Today I am reviewing the Rocky Patel Valedor NRA edition. I have to say a cigar like this makes sense, most cigar smokers do love their rights. Often in shops I will overhear a heated debate over one issue or another, and almost always everyone is on the same side which is that the government is wrong for taking rights away or taxing something. It seems rare for anyone to attempt to play devil’s advocate. When it comes to gun rights, most smokers that have spoke of it in my presence seem to agree. While not all are packing heat themselves, most seem to not care if someone else does.
Gun rights aside, here’s a little info on the Valedor. It is a B&M exclusive which comes in three sizes, robusto 5 x 50, torpedo 6 x 52, and 6 x 52 toro. It has a Ecuadorian Sumatra wrapper with a Nicaraguan binder and a mix of Nicaraguan and Honduran fillers.
Size: 6 x 52
Wrapper: Ecuadorian Sumatra
Filler: Nicaraguan and Honduran
Strength: Mild to Medium
Cigars Smoked For Review: 1
Construction and Appearance: The Rocky Patel Valedor has a light brown wrapper with a bit of a reddish tint and some light veins. It comes with two bands, the lower one says Rocky Patel in red on gold. The top one has a large “V” inside of a pair of wings above the word Valedor, and below that, National Rifle Association.

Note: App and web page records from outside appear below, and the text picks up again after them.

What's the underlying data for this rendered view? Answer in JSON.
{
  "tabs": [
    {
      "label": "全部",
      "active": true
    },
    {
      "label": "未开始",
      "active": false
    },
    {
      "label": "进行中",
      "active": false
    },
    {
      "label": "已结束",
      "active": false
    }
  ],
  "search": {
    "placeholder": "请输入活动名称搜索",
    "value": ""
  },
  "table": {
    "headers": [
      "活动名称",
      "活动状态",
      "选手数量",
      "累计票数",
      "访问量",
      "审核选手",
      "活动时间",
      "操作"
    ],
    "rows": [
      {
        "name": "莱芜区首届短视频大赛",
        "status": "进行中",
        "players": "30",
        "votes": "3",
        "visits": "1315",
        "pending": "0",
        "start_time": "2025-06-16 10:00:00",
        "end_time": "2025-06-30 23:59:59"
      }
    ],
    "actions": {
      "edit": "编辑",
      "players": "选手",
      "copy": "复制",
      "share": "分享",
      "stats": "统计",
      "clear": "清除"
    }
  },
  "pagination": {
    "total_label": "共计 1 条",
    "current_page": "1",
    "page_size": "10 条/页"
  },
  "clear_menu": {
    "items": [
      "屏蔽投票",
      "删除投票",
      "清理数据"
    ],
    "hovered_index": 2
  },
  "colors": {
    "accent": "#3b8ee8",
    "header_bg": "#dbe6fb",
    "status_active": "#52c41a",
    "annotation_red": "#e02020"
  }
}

Flavor and Notes: The wrapper of the Rocky Patel Valedor has notes of cedar, hay, and nuts. The foot has notes of cedar, coffee, and hay with a overall sweet tone to it. I go with a straight cut towards the middle of the torpedo cap and on the cold draw there are flavors of hay, nuts, and some spice.

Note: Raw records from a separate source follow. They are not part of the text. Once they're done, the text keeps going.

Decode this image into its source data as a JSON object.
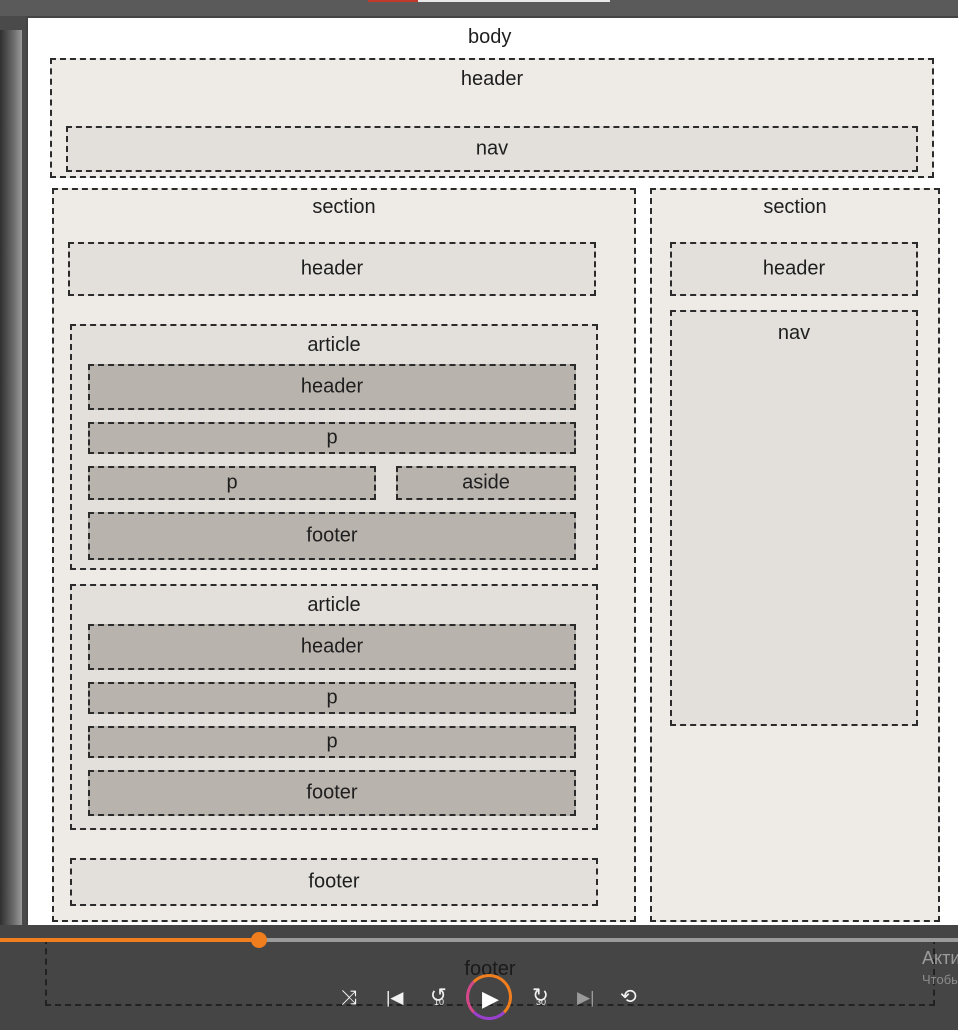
{
  "diagram": {
    "body": "body",
    "page_header": {
      "label": "header",
      "nav": "nav"
    },
    "main_section": {
      "label": "section",
      "header": "header",
      "article1": {
        "label": "article",
        "header": "header",
        "p1": "p",
        "p2": "p",
        "aside": "aside",
        "footer": "footer"
      },
      "article2": {
        "label": "article",
        "header": "header",
        "p1": "p",
        "p2": "p",
        "footer": "footer"
      },
      "footer": "footer"
    },
    "side_section": {
      "label": "section",
      "header": "header",
      "nav": "nav"
    },
    "page_footer": "footer"
  },
  "player": {
    "progress_fraction": 0.27,
    "icons": [
      "shuffle-icon",
      "skip-previous-icon",
      "rewind-10-icon",
      "play-icon",
      "forward-30-icon",
      "skip-next-icon",
      "repeat-off-icon"
    ],
    "rewind_label": "10",
    "forward_label": "30"
  },
  "watermark": {
    "line1": "Акти",
    "line2": "Чтобы"
  }
}
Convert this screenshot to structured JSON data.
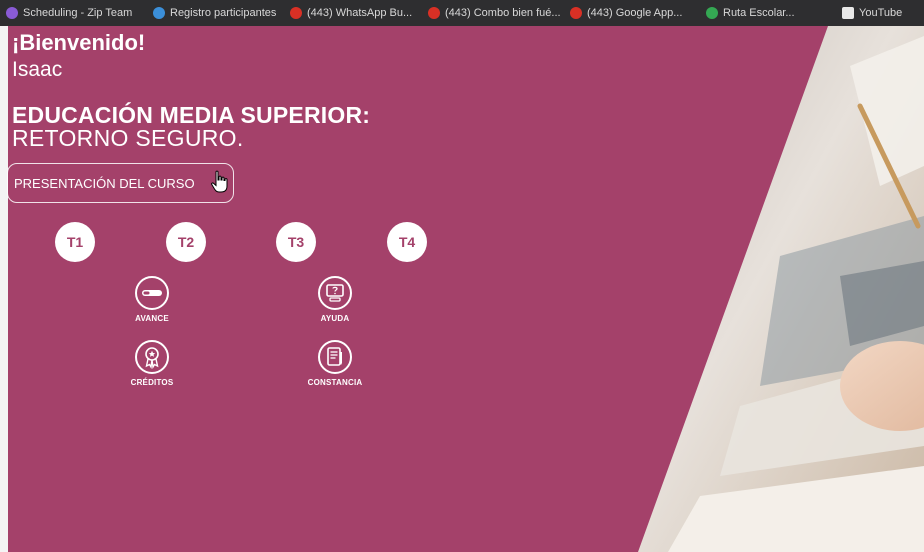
{
  "bookmarks": [
    {
      "label": "Scheduling - Zip Team",
      "color": "#8a5bd6"
    },
    {
      "label": "Registro participantes",
      "color": "#3b8fd9"
    },
    {
      "label": "(443) WhatsApp Bu...",
      "color": "#d93025"
    },
    {
      "label": "(443) Combo bien fué...",
      "color": "#d93025"
    },
    {
      "label": "(443) Google App...",
      "color": "#d93025"
    },
    {
      "label": "Ruta Escolar...",
      "color": "#34a853"
    },
    {
      "label": "YouTube",
      "color": "#e8e8e8"
    }
  ],
  "header": {
    "welcome": "¡Bienvenido!",
    "username": "Isaac"
  },
  "course": {
    "title": "EDUCACIÓN MEDIA SUPERIOR:",
    "subtitle": "RETORNO SEGURO."
  },
  "presentation_button": "PRESENTACIÓN DEL CURSO",
  "topics": [
    "T1",
    "T2",
    "T3",
    "T4"
  ],
  "tools": {
    "avance": "AVANCE",
    "ayuda": "AYUDA",
    "creditos": "CRÉDITOS",
    "constancia": "CONSTANCIA"
  },
  "colors": {
    "panel": "#a4416a",
    "topic_text": "#a4416a",
    "bookmarks_bar": "#2e2e30"
  }
}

Smoking characteristics: The Rocky Patel Valedor opens up with a little bit of an Asian spice, not enough to be overpowering, with lots of toasted and woody flavors. After the first inch the spice mostly dies off, but still lingers on the palate a bit. After the first inch most the spices dies off and the flavor is mostly roasted with some cedar, and nuts, somewhere between walnuts and almonds, and some coffee as well.
Into the second third the flavor remains fairly consistent, just a bit more roasted flavors in the profile. The smoke still warms the palate slightly. The strength comes in around mild to medium, but at closer to the medium range. The smoke is cool, rich, and full in body. The burn is very even, nearly razor sharp, having required no touch ups. The ash holds firm easily to the inch point.

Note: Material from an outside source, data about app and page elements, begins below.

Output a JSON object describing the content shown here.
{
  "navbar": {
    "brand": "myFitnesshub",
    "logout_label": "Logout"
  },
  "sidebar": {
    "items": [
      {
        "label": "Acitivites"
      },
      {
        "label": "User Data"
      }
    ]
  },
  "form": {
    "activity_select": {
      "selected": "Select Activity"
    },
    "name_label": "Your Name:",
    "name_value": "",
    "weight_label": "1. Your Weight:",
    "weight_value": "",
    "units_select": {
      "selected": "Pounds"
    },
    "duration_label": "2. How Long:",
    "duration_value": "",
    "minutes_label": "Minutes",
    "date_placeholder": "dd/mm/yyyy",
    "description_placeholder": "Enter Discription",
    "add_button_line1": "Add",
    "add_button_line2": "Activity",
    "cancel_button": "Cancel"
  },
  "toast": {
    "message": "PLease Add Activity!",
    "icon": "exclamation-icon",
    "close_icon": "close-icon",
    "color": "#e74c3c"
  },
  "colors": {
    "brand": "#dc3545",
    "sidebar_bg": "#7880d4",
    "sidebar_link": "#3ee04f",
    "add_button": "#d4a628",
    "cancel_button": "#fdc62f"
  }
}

During the final third the spice starts to return, mostly a blend of Asian and cedar spices. The roasted flavors remain along with notes of nuts and coffee. The body of the smoke is still very full, cool, and rich, yet a bit dry. The draw and burn remain fantastic with no issues whatsoever.
Conclusion: The Valedor is a great stick that I would recommend to a new smoker looking to step up from the really mild end of things. The construction was excellent with a great body, burn, and ash. I however expected a lot more of a punch from this stick, both in terms of flavor and strength, simply because it is a stick made for protest.